KATHERINE FLOTZ brought her Diamante (diamond shaped) poem telling of the birth of her first great-grandchild and ends with, “Thank you God, Samara, Love You.”
HARDARSHAN VALIA read his three-stanza poem entitled, “Why Do I Write.” The reason is best described in the first stanza, “I write because all your life you wrote for me.”
BEVERLY STANISLAWSKI brought two poems. The first, a Shakespearian sonnet entitled, Creative Juices, tells of all the work involved to be creative and ends with, “To find creative juices at the spring, We have to reinvent all that we bring.” The second poem, “Did Jesus Know?” relates to Leonardo Da Vinci’s “Last Supper,” and asks the question “did Jesus know just who he dined with that night?” The last line ends with, “Of course He knew what lay ahead.”
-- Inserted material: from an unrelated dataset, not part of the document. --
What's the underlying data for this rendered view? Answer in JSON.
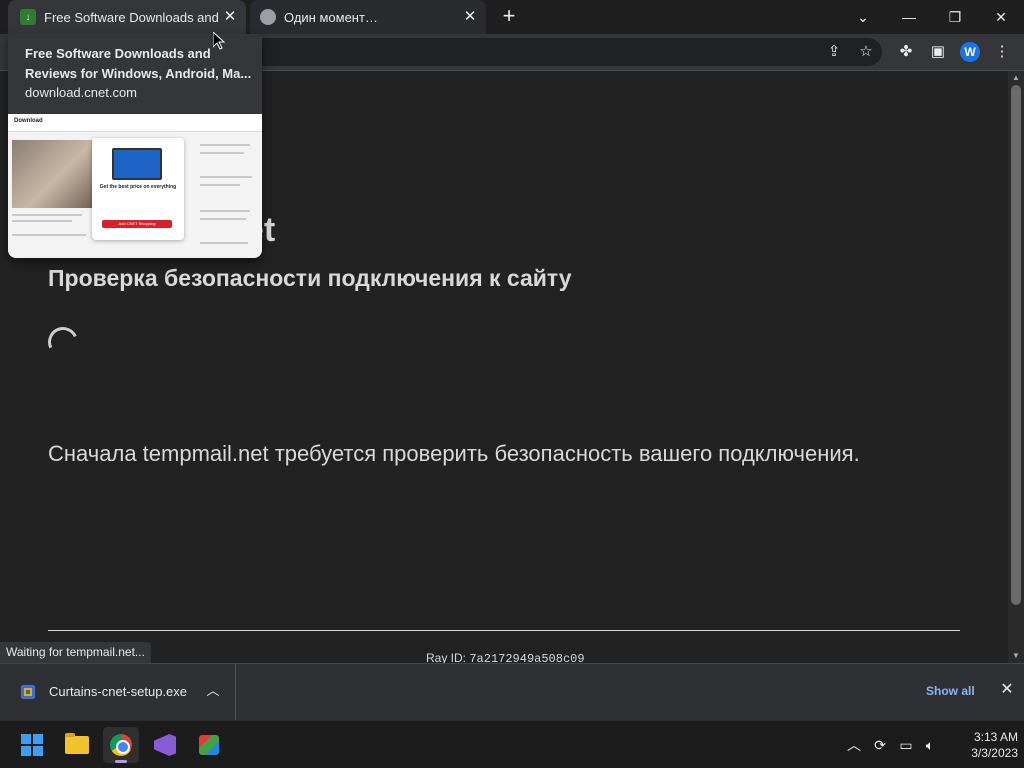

HALEY HARDIN read four pages from chapter two of her novel, Bad Habits and Dangerous Secrets of Cath Evans. This chapter tells of Cath getting ready to go camping with her friend Lillian. As they approach their normal camping site Cath realizes that they are going to a different place, and that her friend seems to suddenly be preoccupied.
REBECCA JUERGENS brought two pages from chapter 22 of her novel, In Angelic Arms. This part of the story tells of a woman entering a hospital desperately looking for her friend, Evan. As she enters the elevator to go to the surgical floor the overhead light began to flicker and goes dark. After trying to hit all the buttons on the elevator she ends up on the fifth floor, telling herself that all the growls and accompanying noises she heard were just her imagination.
DIANE STRATTON read three pages of her true short story entitled, “The Music Box.” The story tells of Diane’s close friendship with Angelika since Junior High and their lives being separated after her friend moved away. When her friend comes back to her mother-in-law’s funeral their attention is drawn to the sound of a music box playing, a gift to Angelika from Diane. The music box lid was closed with no one around it. Diane felt it was possibly a message from the mother-in-law saying she was O.K.
BOB PHILPOT read four pages of Chapter 10 from his novel, Strange Friends. This part of the story begins with Zeb expecting his friend, Frank, to arrive as he is packing for his trip back east. After they finally get around to the reason Frank had called the meeting, Frank tells Zeb his life has changed, Dora was his life now.
AMY BRAILEY read her one page story prompt entitled, “The Afternoon.” The short story, intended for her students to finish, tells of Phoebe sitting on her porch swing, enjoying the warm weather and the fact that her parents were away from home. Suddenly she sees a horse in her yard. As she decides to investigate she notices intricately tiny braids laced throughout the mane. She ends up getting on the horse.
RACHEL THOMAS brought her one page, Book 1: One Kindness at a Time Series entitled, “The Blue Pencil.” This 22-stanza poem tells of Johnny going to his first day of school with his gift from grandpa, a blue pencil. After his teacher tells of some pupils not able to write because they did not have any supplies, such as pencils and books, Johnny decides he knows how to help and gives up his pencil.
The meeting was adjourned at 8:25 P.M.